A total of 129 participants had reliable qualification test results; 91 participants (70 percent) who completed this test attained a score that suggested they would be able to successfully use the home device. Among the 91 participants who could initiate home testing, 83 did so, including 80 participants (88 percent) who established a baseline value that could be used as a reference for future monitoring. Younger participants were more likely to qualify for home testing. Visual acuity at study enrollment did not appear to be associated with successful qualification.

“These data support the likelihood that a larger percentage of individuals at high risk of progressing to CNV from AMD who successfully complete a qualification test to use this home monitoring device will be able to establish a baseline value for subsequent monitoring at home. These individuals can continue to increase their chance of detecting neovascular AMD between scheduled office visits while the lesion is relatively small and associated with visual acuity that is relatively good,” the authors write.
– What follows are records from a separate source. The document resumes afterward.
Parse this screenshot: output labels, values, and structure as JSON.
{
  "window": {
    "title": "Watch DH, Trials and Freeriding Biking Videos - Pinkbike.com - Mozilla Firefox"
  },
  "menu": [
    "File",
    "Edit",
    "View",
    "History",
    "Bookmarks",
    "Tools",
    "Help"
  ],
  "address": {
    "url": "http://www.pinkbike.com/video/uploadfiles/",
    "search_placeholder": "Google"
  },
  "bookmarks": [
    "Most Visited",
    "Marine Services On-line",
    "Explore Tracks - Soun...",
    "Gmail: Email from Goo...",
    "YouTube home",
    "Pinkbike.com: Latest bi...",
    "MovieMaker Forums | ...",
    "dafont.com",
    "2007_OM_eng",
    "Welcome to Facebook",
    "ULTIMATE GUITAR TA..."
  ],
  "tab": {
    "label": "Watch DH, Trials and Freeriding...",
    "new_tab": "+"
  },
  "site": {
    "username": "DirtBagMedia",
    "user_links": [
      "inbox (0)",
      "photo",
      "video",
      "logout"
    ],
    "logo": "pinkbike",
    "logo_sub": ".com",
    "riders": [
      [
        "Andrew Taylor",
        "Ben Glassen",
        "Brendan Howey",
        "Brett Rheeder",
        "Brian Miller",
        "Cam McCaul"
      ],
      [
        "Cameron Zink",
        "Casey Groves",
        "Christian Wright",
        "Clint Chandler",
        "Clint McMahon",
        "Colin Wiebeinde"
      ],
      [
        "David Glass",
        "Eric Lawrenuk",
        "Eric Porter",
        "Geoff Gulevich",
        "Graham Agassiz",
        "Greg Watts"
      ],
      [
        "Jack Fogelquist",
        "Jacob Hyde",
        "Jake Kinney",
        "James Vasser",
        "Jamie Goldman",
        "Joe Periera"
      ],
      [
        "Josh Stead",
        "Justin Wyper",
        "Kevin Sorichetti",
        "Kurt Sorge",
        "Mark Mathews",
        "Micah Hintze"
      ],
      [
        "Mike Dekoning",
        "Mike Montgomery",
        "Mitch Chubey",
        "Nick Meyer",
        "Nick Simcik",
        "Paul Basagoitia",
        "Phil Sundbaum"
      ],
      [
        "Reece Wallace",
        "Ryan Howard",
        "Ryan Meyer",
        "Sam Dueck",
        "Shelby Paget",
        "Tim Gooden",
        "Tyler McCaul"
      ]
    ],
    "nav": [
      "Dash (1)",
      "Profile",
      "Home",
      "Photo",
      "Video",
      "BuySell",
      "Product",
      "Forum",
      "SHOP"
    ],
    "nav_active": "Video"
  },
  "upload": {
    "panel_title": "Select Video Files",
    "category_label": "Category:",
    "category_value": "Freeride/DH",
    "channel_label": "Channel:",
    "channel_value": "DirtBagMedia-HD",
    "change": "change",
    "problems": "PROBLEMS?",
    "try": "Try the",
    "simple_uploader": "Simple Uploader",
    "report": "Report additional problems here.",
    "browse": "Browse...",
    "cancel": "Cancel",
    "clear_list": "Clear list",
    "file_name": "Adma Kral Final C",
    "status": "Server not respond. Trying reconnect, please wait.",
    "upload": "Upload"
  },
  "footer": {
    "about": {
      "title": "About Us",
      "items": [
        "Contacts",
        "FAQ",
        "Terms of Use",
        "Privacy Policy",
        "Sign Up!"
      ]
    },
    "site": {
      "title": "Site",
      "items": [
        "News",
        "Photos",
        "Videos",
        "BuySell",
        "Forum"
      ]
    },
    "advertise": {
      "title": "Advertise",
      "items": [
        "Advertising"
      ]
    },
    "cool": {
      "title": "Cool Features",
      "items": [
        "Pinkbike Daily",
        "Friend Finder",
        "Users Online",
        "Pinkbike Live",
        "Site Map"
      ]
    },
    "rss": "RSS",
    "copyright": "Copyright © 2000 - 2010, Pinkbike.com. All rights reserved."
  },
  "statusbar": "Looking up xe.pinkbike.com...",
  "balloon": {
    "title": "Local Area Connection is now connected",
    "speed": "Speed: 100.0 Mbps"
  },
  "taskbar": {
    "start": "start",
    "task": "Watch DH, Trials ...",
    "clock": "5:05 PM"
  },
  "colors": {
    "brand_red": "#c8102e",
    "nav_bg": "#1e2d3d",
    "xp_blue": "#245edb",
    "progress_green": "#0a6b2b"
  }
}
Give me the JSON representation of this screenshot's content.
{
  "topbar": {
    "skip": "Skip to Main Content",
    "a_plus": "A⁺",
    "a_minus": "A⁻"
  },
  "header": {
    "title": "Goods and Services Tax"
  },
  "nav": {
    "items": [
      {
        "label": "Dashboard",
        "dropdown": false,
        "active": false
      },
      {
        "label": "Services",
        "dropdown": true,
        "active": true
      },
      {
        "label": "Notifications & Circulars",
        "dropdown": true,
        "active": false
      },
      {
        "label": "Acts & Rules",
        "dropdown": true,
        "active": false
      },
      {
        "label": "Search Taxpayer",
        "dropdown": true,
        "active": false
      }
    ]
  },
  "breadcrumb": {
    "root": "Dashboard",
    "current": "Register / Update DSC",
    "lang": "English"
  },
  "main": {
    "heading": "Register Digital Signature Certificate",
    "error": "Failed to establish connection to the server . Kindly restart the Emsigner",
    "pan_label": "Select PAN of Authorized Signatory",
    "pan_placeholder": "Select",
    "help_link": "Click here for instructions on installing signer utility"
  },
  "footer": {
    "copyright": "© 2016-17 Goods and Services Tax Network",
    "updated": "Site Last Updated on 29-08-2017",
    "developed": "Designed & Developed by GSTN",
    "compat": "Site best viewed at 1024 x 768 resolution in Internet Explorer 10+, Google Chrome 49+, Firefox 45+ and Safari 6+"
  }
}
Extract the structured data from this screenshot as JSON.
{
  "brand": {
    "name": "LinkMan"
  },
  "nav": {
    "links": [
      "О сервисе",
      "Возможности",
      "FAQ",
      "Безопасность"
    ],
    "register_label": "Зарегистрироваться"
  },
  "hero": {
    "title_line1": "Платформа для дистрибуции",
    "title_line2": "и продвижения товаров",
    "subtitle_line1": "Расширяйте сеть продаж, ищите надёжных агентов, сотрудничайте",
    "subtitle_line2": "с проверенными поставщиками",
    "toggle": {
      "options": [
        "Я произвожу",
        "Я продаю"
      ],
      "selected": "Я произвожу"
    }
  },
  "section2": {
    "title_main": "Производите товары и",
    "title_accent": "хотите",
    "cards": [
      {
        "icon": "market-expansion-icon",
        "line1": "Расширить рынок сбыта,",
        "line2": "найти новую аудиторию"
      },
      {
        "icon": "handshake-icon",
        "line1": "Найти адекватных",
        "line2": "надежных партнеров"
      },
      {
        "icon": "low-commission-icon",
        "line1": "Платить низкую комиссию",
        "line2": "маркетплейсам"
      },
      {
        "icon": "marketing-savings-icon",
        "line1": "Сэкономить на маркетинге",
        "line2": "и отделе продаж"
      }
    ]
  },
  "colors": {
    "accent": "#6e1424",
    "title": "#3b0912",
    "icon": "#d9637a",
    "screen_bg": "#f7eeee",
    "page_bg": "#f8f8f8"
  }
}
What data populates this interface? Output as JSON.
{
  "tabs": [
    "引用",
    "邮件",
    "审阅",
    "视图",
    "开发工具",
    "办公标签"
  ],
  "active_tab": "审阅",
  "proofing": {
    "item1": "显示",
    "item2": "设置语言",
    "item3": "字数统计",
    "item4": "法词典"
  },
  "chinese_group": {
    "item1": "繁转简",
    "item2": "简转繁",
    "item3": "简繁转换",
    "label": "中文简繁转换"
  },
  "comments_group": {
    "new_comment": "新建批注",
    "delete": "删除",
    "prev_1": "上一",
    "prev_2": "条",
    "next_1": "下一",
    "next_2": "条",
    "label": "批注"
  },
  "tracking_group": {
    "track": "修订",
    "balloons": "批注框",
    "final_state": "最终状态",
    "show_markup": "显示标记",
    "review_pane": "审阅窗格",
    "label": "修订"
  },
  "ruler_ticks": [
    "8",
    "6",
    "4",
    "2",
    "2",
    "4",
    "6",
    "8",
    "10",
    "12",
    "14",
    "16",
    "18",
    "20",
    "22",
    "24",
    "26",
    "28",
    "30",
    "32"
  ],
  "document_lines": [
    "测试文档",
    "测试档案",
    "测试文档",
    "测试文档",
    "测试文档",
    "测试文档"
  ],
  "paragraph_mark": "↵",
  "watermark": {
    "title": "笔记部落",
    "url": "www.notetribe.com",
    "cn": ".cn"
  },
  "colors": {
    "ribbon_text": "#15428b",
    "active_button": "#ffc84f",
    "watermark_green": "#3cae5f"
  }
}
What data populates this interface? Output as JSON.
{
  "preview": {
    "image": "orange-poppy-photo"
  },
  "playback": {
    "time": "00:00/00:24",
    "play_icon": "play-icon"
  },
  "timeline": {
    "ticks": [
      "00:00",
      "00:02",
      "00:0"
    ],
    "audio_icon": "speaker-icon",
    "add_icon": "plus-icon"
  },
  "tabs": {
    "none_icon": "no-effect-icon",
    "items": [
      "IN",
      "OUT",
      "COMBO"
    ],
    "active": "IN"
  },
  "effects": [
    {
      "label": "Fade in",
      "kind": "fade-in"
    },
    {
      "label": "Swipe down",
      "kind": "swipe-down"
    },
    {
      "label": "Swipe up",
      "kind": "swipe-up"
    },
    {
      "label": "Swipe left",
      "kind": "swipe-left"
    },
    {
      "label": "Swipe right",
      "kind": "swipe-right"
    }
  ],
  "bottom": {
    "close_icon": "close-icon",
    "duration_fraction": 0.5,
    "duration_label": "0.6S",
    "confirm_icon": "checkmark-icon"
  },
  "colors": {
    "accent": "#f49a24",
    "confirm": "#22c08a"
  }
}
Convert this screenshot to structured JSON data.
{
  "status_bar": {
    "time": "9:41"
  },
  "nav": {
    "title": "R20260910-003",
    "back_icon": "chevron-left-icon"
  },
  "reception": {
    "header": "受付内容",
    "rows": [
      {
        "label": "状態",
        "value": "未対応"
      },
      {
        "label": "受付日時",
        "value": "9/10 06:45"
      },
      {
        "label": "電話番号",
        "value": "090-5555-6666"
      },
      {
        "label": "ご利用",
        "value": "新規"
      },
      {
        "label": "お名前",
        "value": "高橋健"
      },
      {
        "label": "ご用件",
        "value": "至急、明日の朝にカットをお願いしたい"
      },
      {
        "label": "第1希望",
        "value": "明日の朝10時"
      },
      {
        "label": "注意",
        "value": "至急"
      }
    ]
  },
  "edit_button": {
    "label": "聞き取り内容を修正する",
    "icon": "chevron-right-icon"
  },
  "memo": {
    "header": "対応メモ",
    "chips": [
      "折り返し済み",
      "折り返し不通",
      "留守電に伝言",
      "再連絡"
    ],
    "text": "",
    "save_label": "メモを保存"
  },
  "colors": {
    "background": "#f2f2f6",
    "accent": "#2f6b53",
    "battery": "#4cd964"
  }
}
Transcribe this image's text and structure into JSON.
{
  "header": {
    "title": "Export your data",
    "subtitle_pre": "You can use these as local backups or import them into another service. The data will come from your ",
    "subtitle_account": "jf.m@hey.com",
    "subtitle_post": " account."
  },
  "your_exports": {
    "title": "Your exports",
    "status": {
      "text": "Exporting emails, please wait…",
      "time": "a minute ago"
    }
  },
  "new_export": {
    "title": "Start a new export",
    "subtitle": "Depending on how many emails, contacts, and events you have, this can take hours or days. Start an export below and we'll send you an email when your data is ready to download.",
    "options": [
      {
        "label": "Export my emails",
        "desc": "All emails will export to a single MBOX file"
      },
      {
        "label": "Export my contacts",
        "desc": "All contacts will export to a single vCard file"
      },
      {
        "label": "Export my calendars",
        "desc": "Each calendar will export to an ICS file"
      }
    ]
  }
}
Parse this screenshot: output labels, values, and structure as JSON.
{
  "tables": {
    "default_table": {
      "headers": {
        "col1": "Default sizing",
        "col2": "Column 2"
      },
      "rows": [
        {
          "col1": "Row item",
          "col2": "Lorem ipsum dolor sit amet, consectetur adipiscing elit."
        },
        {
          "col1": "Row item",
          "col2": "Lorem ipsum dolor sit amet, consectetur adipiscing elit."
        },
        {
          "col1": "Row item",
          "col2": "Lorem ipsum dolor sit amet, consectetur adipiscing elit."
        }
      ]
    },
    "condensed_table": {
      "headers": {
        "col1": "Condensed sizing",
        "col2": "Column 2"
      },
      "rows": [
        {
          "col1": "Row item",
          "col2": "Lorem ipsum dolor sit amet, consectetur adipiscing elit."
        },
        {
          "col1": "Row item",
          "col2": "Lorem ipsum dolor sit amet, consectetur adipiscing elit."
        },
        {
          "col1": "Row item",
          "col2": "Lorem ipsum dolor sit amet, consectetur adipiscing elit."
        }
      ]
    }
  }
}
Sealing Protein May Key Dry-Eye Breakthrough
Recent research by Keck
Medicine of the University of Southern California scientists, published in PLOS ONE, suggests a new approach to treating dry eye. Using an experimental mouse model, the researchers demonstrated for the first time that the natural tear protein clusterin seals the ocular surface barrier, while also protecting against further damage.

Findings show that clusterin blocks uptake of fluorescein dye, a clinical test used to diagnose dry eye, according to senior and corresponding author Shinwu Jeong, PhD, assistant professor of research ophthalmology in the Institute for Genetic Medicine at the Keck School of Medicine of USC. “It is well known that clusterin protects cells and proteins,” he said. “A problem in dry eye appears to be that natural clusterin is depleted. We predicted that adding it back would be beneficial, however the novel mechanism of sealing was unexpected.”

The researchers studied the ocular surface barrier rather than upstream effects of tear production, tear chemistry and inflammation that contribute to dry-eye conditions. “We are the first to report functions for this protein in dry eye and shed some light on its potential use for ophthalmology treatments,” said Aditi Bauskar, a PhD, lead author on the paper. “Our pre-clinical results are very promising and make a strong case to use clusterin as a biological drug to prevent or treat not only dry eye, but also other corneal disorders involving damage to the ocular surface barrier.”  REVIEW